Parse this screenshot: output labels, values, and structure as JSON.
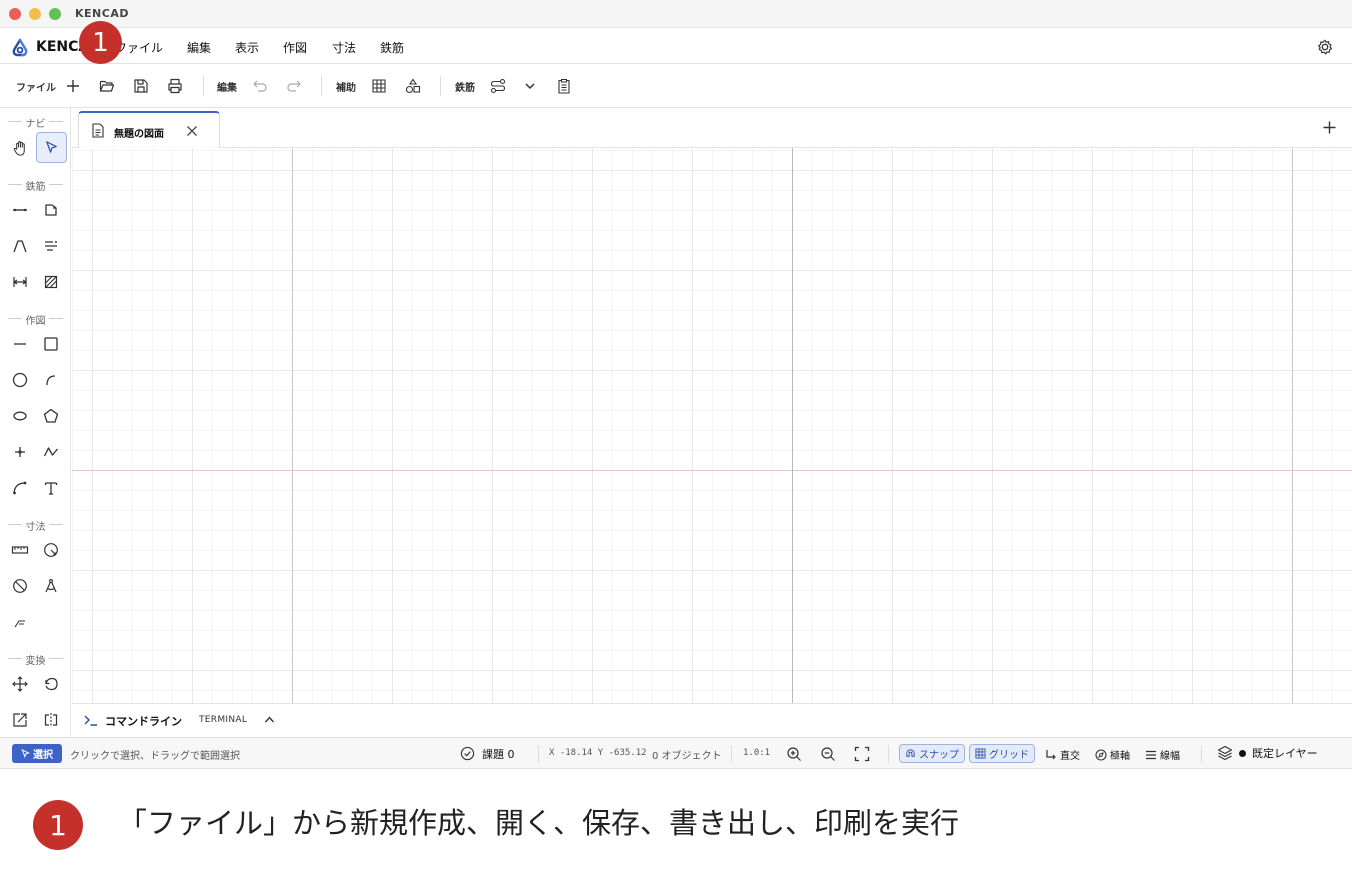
{
  "window": {
    "title": "KENCAD"
  },
  "menubar": {
    "brand": "KENCAD",
    "items": [
      "ファイル",
      "編集",
      "表示",
      "作図",
      "寸法",
      "鉄筋"
    ]
  },
  "toolbar": {
    "file_label": "ファイル",
    "edit_label": "編集",
    "aux_label": "補助",
    "rebar_label": "鉄筋"
  },
  "palette": {
    "sections": {
      "nav": "ナビ",
      "rebar": "鉄筋",
      "draw": "作図",
      "dimension": "寸法",
      "transform": "変換"
    }
  },
  "tabs": [
    {
      "label": "無題の図面"
    }
  ],
  "commandline": {
    "title": "コマンドライン",
    "terminal": "TERMINAL"
  },
  "statusbar": {
    "mode": "選択",
    "hint": "クリックで選択、ドラッグで範囲選択",
    "issues": "課題 0",
    "coords": "X -18.14  Y -635.12",
    "objects": "0 オブジェクト",
    "scale": "1.0:1",
    "snap": "スナップ",
    "grid": "グリッド",
    "ortho": "直交",
    "polar": "極軸",
    "lineweight": "線幅",
    "layer": "既定レイヤー"
  },
  "annotation": {
    "marker": "1",
    "caption": "「ファイル」から新規作成、開く、保存、書き出し、印刷を実行"
  },
  "colors": {
    "accent": "#3b64c6",
    "badge": "#c6302b",
    "axis_x": "#e3c4c8"
  }
}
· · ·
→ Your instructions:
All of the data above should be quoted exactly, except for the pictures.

→ Result for this task:
Parse this screenshot: output labels, values, and structure as JSON.
{
  "window": {
    "title": "KENCAD"
  },
  "menubar": {
    "brand": "KENCAD",
    "items": [
      "ファイル",
      "編集",
      "表示",
      "作図",
      "寸法",
      "鉄筋"
    ]
  },
  "toolbar": {
    "file_label": "ファイル",
    "edit_label": "編集",
    "aux_label": "補助",
    "rebar_label": "鉄筋"
  },
  "palette": {
    "sections": {
      "nav": "ナビ",
      "rebar": "鉄筋",
      "draw": "作図",
      "dimension": "寸法",
      "transform": "変換"
    }
  },
  "tabs": [
    {
      "label": "無題の図面"
    }
  ],
  "commandline": {
    "title": "コマンドライン",
    "terminal": "TERMINAL"
  },
  "statusbar": {
    "mode": "選択",
    "hint": "クリックで選択、ドラッグで範囲選択",
    "issues": "課題 0",
    "coords": "X -18.14  Y -635.12",
    "objects": "0 オブジェクト",
    "scale": "1.0:1",
    "snap": "スナップ",
    "grid": "グリッド",
    "ortho": "直交",
    "polar": "極軸",
    "lineweight": "線幅",
    "layer": "既定レイヤー"
  },
  "annotation": {
    "marker": "1",
    "caption": "「ファイル」から新規作成、開く、保存、書き出し、印刷を実行"
  },
  "colors": {
    "accent": "#3b64c6",
    "badge": "#c6302b",
    "axis_x": "#e3c4c8"
  }
}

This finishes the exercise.